What the task requires:
Nothing more is wanted than an exact repeat of the data below.

Input:
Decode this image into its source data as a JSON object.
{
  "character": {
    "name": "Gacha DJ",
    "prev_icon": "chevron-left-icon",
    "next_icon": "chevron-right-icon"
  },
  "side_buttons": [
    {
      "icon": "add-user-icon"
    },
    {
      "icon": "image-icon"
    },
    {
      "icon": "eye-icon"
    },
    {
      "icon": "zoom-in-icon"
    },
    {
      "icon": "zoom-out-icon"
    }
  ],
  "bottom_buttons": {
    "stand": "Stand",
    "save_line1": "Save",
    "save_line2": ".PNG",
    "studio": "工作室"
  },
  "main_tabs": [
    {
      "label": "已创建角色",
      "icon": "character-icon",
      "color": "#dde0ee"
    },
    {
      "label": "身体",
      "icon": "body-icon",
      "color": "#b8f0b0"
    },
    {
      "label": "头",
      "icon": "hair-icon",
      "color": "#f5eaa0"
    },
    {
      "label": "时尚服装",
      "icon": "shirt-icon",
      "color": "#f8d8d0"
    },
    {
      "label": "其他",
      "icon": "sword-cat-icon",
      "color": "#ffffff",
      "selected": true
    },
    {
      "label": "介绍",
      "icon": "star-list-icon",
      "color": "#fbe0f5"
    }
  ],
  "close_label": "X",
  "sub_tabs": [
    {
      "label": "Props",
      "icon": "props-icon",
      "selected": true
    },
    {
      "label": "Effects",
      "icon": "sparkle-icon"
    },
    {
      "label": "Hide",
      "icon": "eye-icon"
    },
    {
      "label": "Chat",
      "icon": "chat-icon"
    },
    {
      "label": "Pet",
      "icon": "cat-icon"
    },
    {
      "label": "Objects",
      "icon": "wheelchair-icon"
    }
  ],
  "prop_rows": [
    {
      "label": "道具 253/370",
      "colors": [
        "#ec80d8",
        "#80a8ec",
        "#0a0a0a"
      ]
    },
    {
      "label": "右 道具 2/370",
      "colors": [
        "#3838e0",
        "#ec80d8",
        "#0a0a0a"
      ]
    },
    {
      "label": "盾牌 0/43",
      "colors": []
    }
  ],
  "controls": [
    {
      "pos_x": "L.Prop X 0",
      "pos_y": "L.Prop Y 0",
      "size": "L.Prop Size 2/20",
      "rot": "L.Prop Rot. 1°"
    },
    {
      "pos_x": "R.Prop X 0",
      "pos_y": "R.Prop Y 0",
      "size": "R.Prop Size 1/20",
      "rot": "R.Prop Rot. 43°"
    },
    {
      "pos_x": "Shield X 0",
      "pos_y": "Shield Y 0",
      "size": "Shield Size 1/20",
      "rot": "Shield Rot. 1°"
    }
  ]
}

Expected answer:
Decode this image into its source data as a JSON object.
{
  "character": {
    "name": "Gacha DJ",
    "prev_icon": "chevron-left-icon",
    "next_icon": "chevron-right-icon"
  },
  "side_buttons": [
    {
      "icon": "add-user-icon"
    },
    {
      "icon": "image-icon"
    },
    {
      "icon": "eye-icon"
    },
    {
      "icon": "zoom-in-icon"
    },
    {
      "icon": "zoom-out-icon"
    }
  ],
  "bottom_buttons": {
    "stand": "Stand",
    "save_line1": "Save",
    "save_line2": ".PNG",
    "studio": "工作室"
  },
  "main_tabs": [
    {
      "label": "已创建角色",
      "icon": "character-icon",
      "color": "#dde0ee"
    },
    {
      "label": "身体",
      "icon": "body-icon",
      "color": "#b8f0b0"
    },
    {
      "label": "头",
      "icon": "hair-icon",
      "color": "#f5eaa0"
    },
    {
      "label": "时尚服装",
      "icon": "shirt-icon",
      "color": "#f8d8d0"
    },
    {
      "label": "其他",
      "icon": "sword-cat-icon",
      "color": "#ffffff",
      "selected": true
    },
    {
      "label": "介绍",
      "icon": "star-list-icon",
      "color": "#fbe0f5"
    }
  ],
  "close_label": "X",
  "sub_tabs": [
    {
      "label": "Props",
      "icon": "props-icon",
      "selected": true
    },
    {
      "label": "Effects",
      "icon": "sparkle-icon"
    },
    {
      "label": "Hide",
      "icon": "eye-icon"
    },
    {
      "label": "Chat",
      "icon": "chat-icon"
    },
    {
      "label": "Pet",
      "icon": "cat-icon"
    },
    {
      "label": "Objects",
      "icon": "wheelchair-icon"
    }
  ],
  "prop_rows": [
    {
      "label": "道具 253/370",
      "colors": [
        "#ec80d8",
        "#80a8ec",
        "#0a0a0a"
      ]
    },
    {
      "label": "右 道具 2/370",
      "colors": [
        "#3838e0",
        "#ec80d8",
        "#0a0a0a"
      ]
    },
    {
      "label": "盾牌 0/43",
      "colors": []
    }
  ],
  "controls": [
    {
      "pos_x": "L.Prop X 0",
      "pos_y": "L.Prop Y 0",
      "size": "L.Prop Size 2/20",
      "rot": "L.Prop Rot. 1°"
    },
    {
      "pos_x": "R.Prop X 0",
      "pos_y": "R.Prop Y 0",
      "size": "R.Prop Size 1/20",
      "rot": "R.Prop Rot. 43°"
    },
    {
      "pos_x": "Shield X 0",
      "pos_y": "Shield Y 0",
      "size": "Shield Size 1/20",
      "rot": "Shield Rot. 1°"
    }
  ]
}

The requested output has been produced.